The enlightenment

The Georgians feel closer to us now than the Victorians

‘The two most fascinating subjects in the universe are sex and the 18th century,’ declared the novelist Brigid Brophy when the ban on Fanny Hill was lifted in 1963. Penelope Corfield’s big, handsome, enjoyable book goes a good way to illustrating Brophy’s assertion. Part source book, part interpretive history of the long 18th century (1688-1837), it is also a guide and gazetteer to the continuing presence of Georgian England in our towns and minds. The world before 1688 is largely unfamiliar to us. The 18th century, however, with its lovable rogues, its introduction of constitutional monarchy, its rights of man and its sexual libertines, is akin to ours. Despite recent

There’s nothing a white person can do about racism, says Dr Kehinde Andrews

After the death of George Floyd last year, and the subsequent Black Lives Matter protests around the world, racism is one of the hot-button issues of our time. And, according to Kehinde Andrews’s new book, The New Age of Empire: How Racism and Colonialism Still Rule the World, it is embedded deeply in the West: A central thesis of this book is that White supremacy, and therefore anti-Blackness, is the fundamental basis of the political and economic system and therefore infects all interactions, institutions and ideas. Andrews maintains this uncompromising tone throughout. The book is partly a historical account of the transatlantic slave trade and European colonialism; it is also

Mozart the infant prodigy was also a child of the Enlightenment

‘My dear young man: don’t take it too hard,’ Joseph II counsels a puppyish Mozart, the colour of his hair unknown in nature. ‘Your work is ingenious. It’s quality work. And there are simply too many notes, that’s all. Just cut a few and it will be perfect.’ ‘Which few did you have in mind, your majesty?’, Mozart enquires, the sinisterly oleaginous F. Murray Abraham as Salieri quietly registering the subtle brilliance of Mozart’s grinning lèse-majesté.

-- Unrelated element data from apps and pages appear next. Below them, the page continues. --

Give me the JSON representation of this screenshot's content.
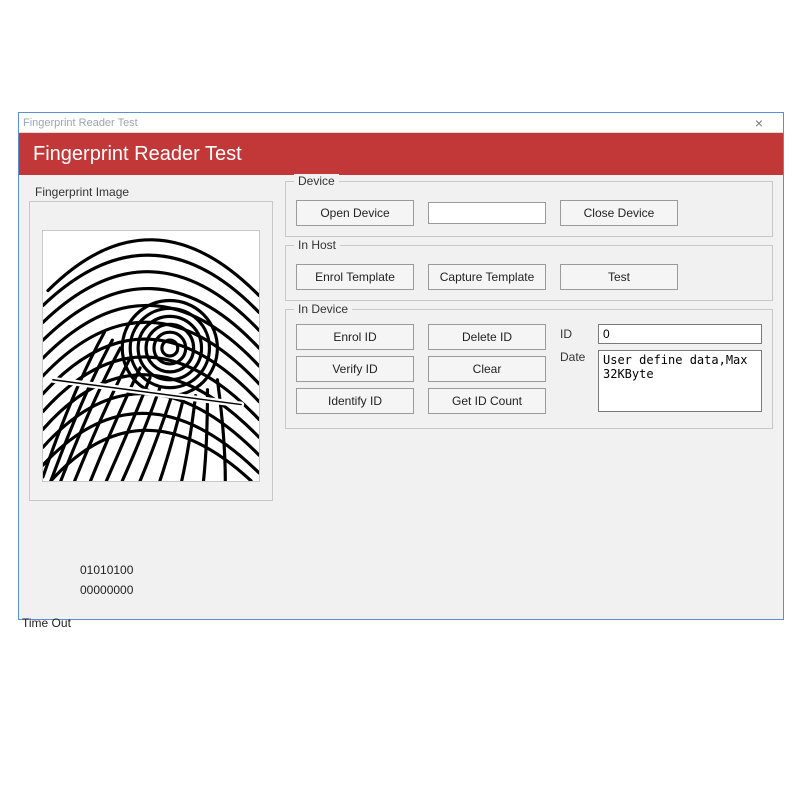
{
  "window": {
    "titlebar": "Fingerprint Reader Test",
    "close": "×",
    "banner": "Fingerprint Reader Test"
  },
  "left": {
    "title": "Fingerprint Image"
  },
  "device": {
    "label": "Device",
    "open": "Open Device",
    "status_value": "",
    "close": "Close Device"
  },
  "inhost": {
    "label": "In Host",
    "enrol": "Enrol Template",
    "capture": "Capture Template",
    "test": "Test"
  },
  "indevice": {
    "label": "In Device",
    "enrol_id": "Enrol ID",
    "delete_id": "Delete ID",
    "verify_id": "Verify ID",
    "clear": "Clear",
    "identify_id": "Identify ID",
    "get_id_count": "Get ID Count",
    "id_label": "ID",
    "id_value": "0",
    "date_label": "Date",
    "date_value": "User define data,Max 32KByte"
  },
  "status": {
    "line1": "01010100",
    "line2": "00000000",
    "timeout": "Time Out"
  }
}
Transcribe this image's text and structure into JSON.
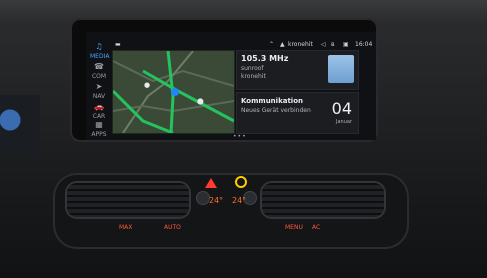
{
  "topbar": {
    "car_label": "",
    "channel": "kronehit",
    "time": "16:04"
  },
  "sidebar": {
    "items": [
      {
        "label": "MEDIA",
        "icon": "music-note-icon",
        "active": true
      },
      {
        "label": "COM",
        "icon": "phone-icon",
        "active": false
      },
      {
        "label": "NAV",
        "icon": "navigation-icon",
        "active": false
      },
      {
        "label": "CAR",
        "icon": "car-icon",
        "active": false
      },
      {
        "label": "APPS",
        "icon": "apps-grid-icon",
        "active": false
      }
    ]
  },
  "radio": {
    "frequency": "105.3 MHz",
    "provider": "sunroof",
    "station": "kronehit"
  },
  "communication": {
    "title": "Kommunikation",
    "subtitle": "Neues Gerät verbinden",
    "date_number": "04",
    "month": "Januar"
  },
  "climate": {
    "temp_left": "24°",
    "temp_right": "24°",
    "left_buttons": [
      "MAX",
      "AUTO"
    ],
    "right_buttons": [
      "MENU",
      "AC"
    ]
  },
  "colors": {
    "accent": "#4aa3ff",
    "climate_led": "#ff5a3d",
    "hazard": "#ff3b30"
  }
}
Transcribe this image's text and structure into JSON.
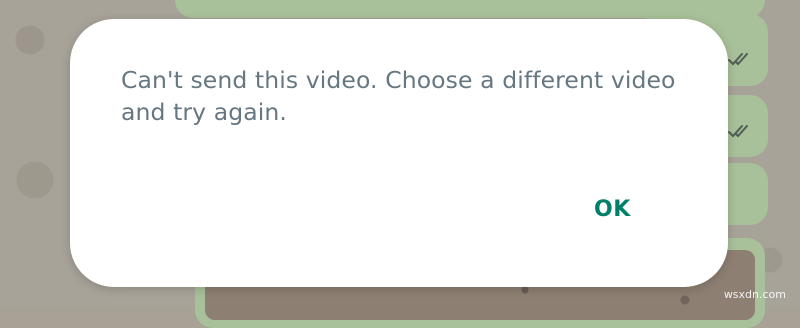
{
  "dialog": {
    "message": "Can't send this video. Choose a different video and try again.",
    "ok_label": "OK"
  },
  "colors": {
    "dialog_text": "#667781",
    "accent": "#008069",
    "bubble": "#a9c19a"
  },
  "icons": {
    "read_receipt": "double-check-icon"
  },
  "watermark": "wsxdn.com"
}
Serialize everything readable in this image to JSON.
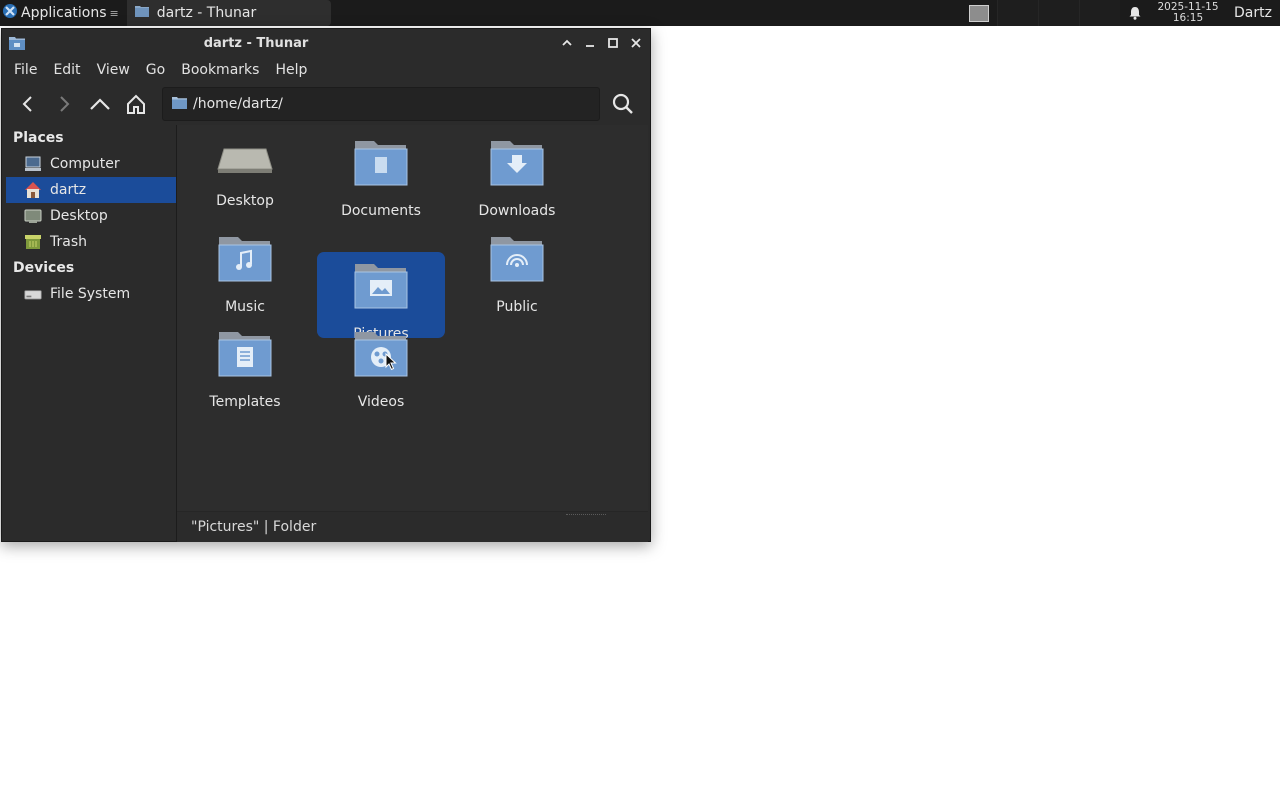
{
  "panel": {
    "applications_label": "Applications",
    "task_label": "dartz - Thunar",
    "clock_date": "2025-11-15",
    "clock_time": "16:15",
    "user": "Dartz"
  },
  "window": {
    "title": "dartz - Thunar"
  },
  "menubar": {
    "file": "File",
    "edit": "Edit",
    "view": "View",
    "go": "Go",
    "bookmarks": "Bookmarks",
    "help": "Help"
  },
  "location": {
    "path": "/home/dartz/"
  },
  "sidebar": {
    "places_heading": "Places",
    "places": [
      {
        "label": "Computer",
        "icon": "computer-icon"
      },
      {
        "label": "dartz",
        "icon": "home-icon",
        "active": true
      },
      {
        "label": "Desktop",
        "icon": "desktop-icon"
      },
      {
        "label": "Trash",
        "icon": "trash-icon"
      }
    ],
    "devices_heading": "Devices",
    "devices": [
      {
        "label": "File System",
        "icon": "drive-icon"
      }
    ]
  },
  "files": [
    {
      "label": "Desktop",
      "icon": "desktop-folder-icon"
    },
    {
      "label": "Documents",
      "icon": "documents-folder-icon"
    },
    {
      "label": "Downloads",
      "icon": "downloads-folder-icon"
    },
    {
      "label": "Music",
      "icon": "music-folder-icon"
    },
    {
      "label": "Pictures",
      "icon": "pictures-folder-icon",
      "selected": true
    },
    {
      "label": "Public",
      "icon": "public-folder-icon"
    },
    {
      "label": "Templates",
      "icon": "templates-folder-icon"
    },
    {
      "label": "Videos",
      "icon": "videos-folder-icon"
    }
  ],
  "status": {
    "text": "\"Pictures\"  |  Folder"
  },
  "colors": {
    "selection": "#1b4c9a",
    "panel_bg": "#1b1b1b",
    "window_bg": "#2b2b2b"
  }
}
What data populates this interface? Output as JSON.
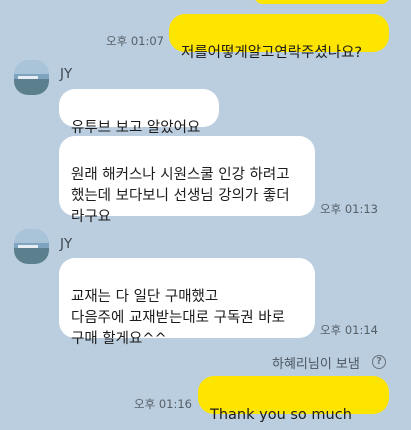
{
  "messages": [
    {
      "id": "m0",
      "direction": "out",
      "text": "",
      "time": ""
    },
    {
      "id": "m1",
      "direction": "out",
      "text": "저를어떻게알고연락주셨나요?",
      "time": "오후 01:07"
    },
    {
      "id": "m2",
      "direction": "in",
      "sender": "JY",
      "text": "유투브 보고 알았어요",
      "time": ""
    },
    {
      "id": "m3",
      "direction": "in",
      "text": "원래 해커스나 시원스쿨 인강 하려고\n했는데 보다보니 선생님 강의가 좋더\n라구요",
      "time": "오후 01:13"
    },
    {
      "id": "m4",
      "direction": "in",
      "sender": "JY",
      "text": "교재는 다 일단 구매했고\n다음주에 교재받는대로 구독권 바로\n구매 할게요^^",
      "time": "오후 01:14"
    },
    {
      "id": "m5",
      "direction": "out",
      "text": "Thank you so much",
      "emoji": "❤",
      "time": "오후 01:16"
    }
  ],
  "sent_by_label": "하혜리님이 보냄",
  "help_icon_glyph": "?",
  "colors": {
    "background": "#bacee0",
    "outgoing_bubble": "#fee500",
    "incoming_bubble": "#ffffff",
    "heart": "#e0283a"
  }
}
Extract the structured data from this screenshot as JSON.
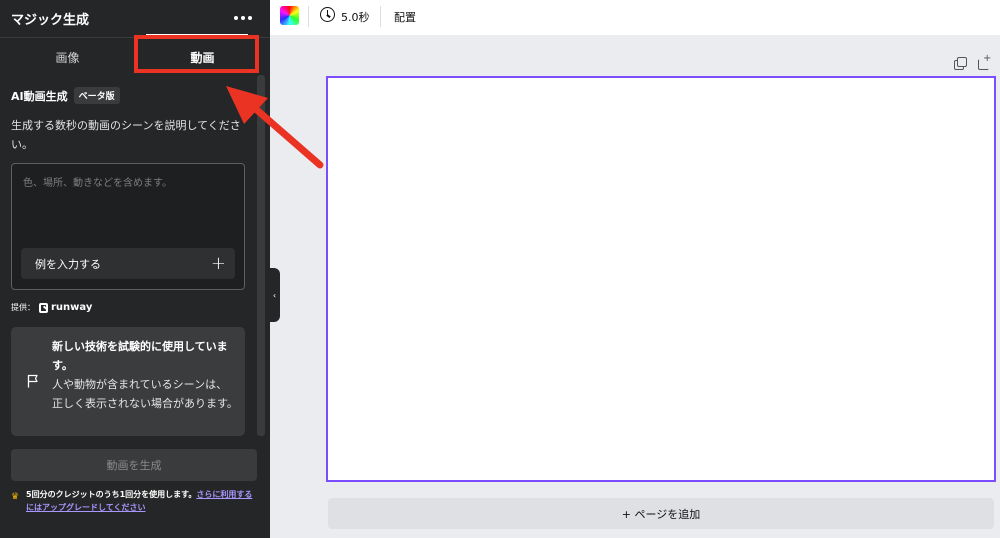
{
  "panel": {
    "title": "マジック生成",
    "tabs": [
      {
        "label": "画像",
        "active": false
      },
      {
        "label": "動画",
        "active": true
      }
    ],
    "section_title": "AI動画生成",
    "beta_badge": "ベータ版",
    "description": "生成する数秒の動画のシーンを説明してください。",
    "prompt_input": {
      "placeholder": "色、場所、動きなどを含めます。",
      "value": ""
    },
    "example_button": "例を入力する",
    "provider_label": "提供：",
    "provider_name": "runway",
    "notice": {
      "title": "新しい技術を試験的に使用しています。",
      "body": "人や動物が含まれているシーンは、正しく表示されない場合があります。"
    },
    "generate_button": "動画を生成",
    "credit": {
      "text": "5回分のクレジットのうち1回分を使用します。",
      "link": "さらに利用するにはアップグレードしてください"
    }
  },
  "toolbar": {
    "duration": "5.0秒",
    "arrange": "配置"
  },
  "canvas": {
    "add_page_button": "+ ページを追加"
  },
  "colors": {
    "panel_bg": "#252627",
    "accent": "#7c4dff",
    "annotation": "#ea3322",
    "link": "#a996ff"
  }
}
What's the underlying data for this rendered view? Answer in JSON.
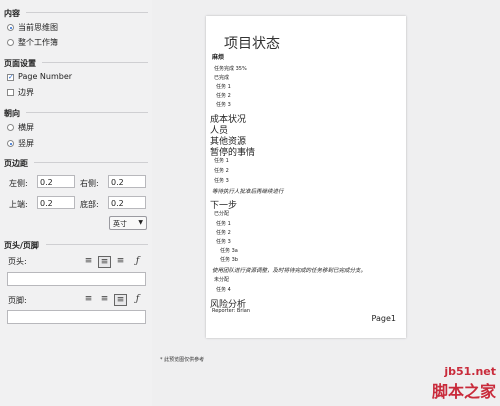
{
  "sidebar": {
    "content_section": {
      "title": "内容",
      "options": [
        "当前思维图",
        "整个工作簿"
      ],
      "selected": 0
    },
    "page_settings": {
      "title": "页面设置",
      "page_number": "Page Number",
      "page_number_checked": true,
      "border": "边界",
      "border_checked": false
    },
    "orientation": {
      "title": "朝向",
      "options": [
        "横屏",
        "竖屏"
      ],
      "selected": 1
    },
    "margins": {
      "title": "页边距",
      "left_label": "左侧:",
      "left_value": "0.2",
      "right_label": "右侧:",
      "right_value": "0.2",
      "top_label": "上端:",
      "top_value": "0.2",
      "bottom_label": "底部:",
      "bottom_value": "0.2",
      "unit": "英寸"
    },
    "header_footer": {
      "title": "页头/页脚",
      "header_label": "页头:",
      "footer_label": "页脚:",
      "header_align": "center",
      "footer_align": "right"
    }
  },
  "preview": {
    "title": "项目状态",
    "lines": [
      {
        "t": "麻烦",
        "c": "h2"
      },
      {
        "t": "任务完成 35%",
        "c": "s"
      },
      {
        "t": "已完成",
        "c": "s"
      },
      {
        "t": "任务 1",
        "c": "s"
      },
      {
        "t": "任务 2",
        "c": "s"
      },
      {
        "t": "任务 3",
        "c": "s"
      },
      {
        "t": "成本状况",
        "c": "h1"
      },
      {
        "t": "人员",
        "c": "h1"
      },
      {
        "t": "其他资源",
        "c": "h1"
      },
      {
        "t": "暂停的事情",
        "c": "h1"
      },
      {
        "t": "任务 1",
        "c": "s"
      },
      {
        "t": "任务 2",
        "c": "s"
      },
      {
        "t": "任务 3",
        "c": "s"
      },
      {
        "t": "等待执行人批准后再继续进行",
        "c": "it"
      },
      {
        "t": "下一步",
        "c": "h1"
      },
      {
        "t": "已分配",
        "c": "s"
      },
      {
        "t": "任务 1",
        "c": "s"
      },
      {
        "t": "任务 2",
        "c": "s"
      },
      {
        "t": "任务 3",
        "c": "s"
      },
      {
        "t": "任务 3a",
        "c": "s"
      },
      {
        "t": "任务 3b",
        "c": "s"
      },
      {
        "t": "使用团队进行资源调整，及时将待完成的任务移到已完成分支。",
        "c": "it"
      },
      {
        "t": "未分配",
        "c": "s"
      },
      {
        "t": "任务 4",
        "c": "s"
      },
      {
        "t": "风险分析",
        "c": "h1"
      },
      {
        "t": "Reporter: Brian",
        "c": "s"
      }
    ],
    "page_label": "Page1"
  },
  "footnote": "* 此预览图仅供参考",
  "watermark": {
    "line1": "jb51.net",
    "line2": "脚本之家"
  }
}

Those interested in the subject of Miloš Forman’s 1984 film Amadeus are today faced with a not dissimilar predicament: which of the millions of words written about Mozart should we cut? And would they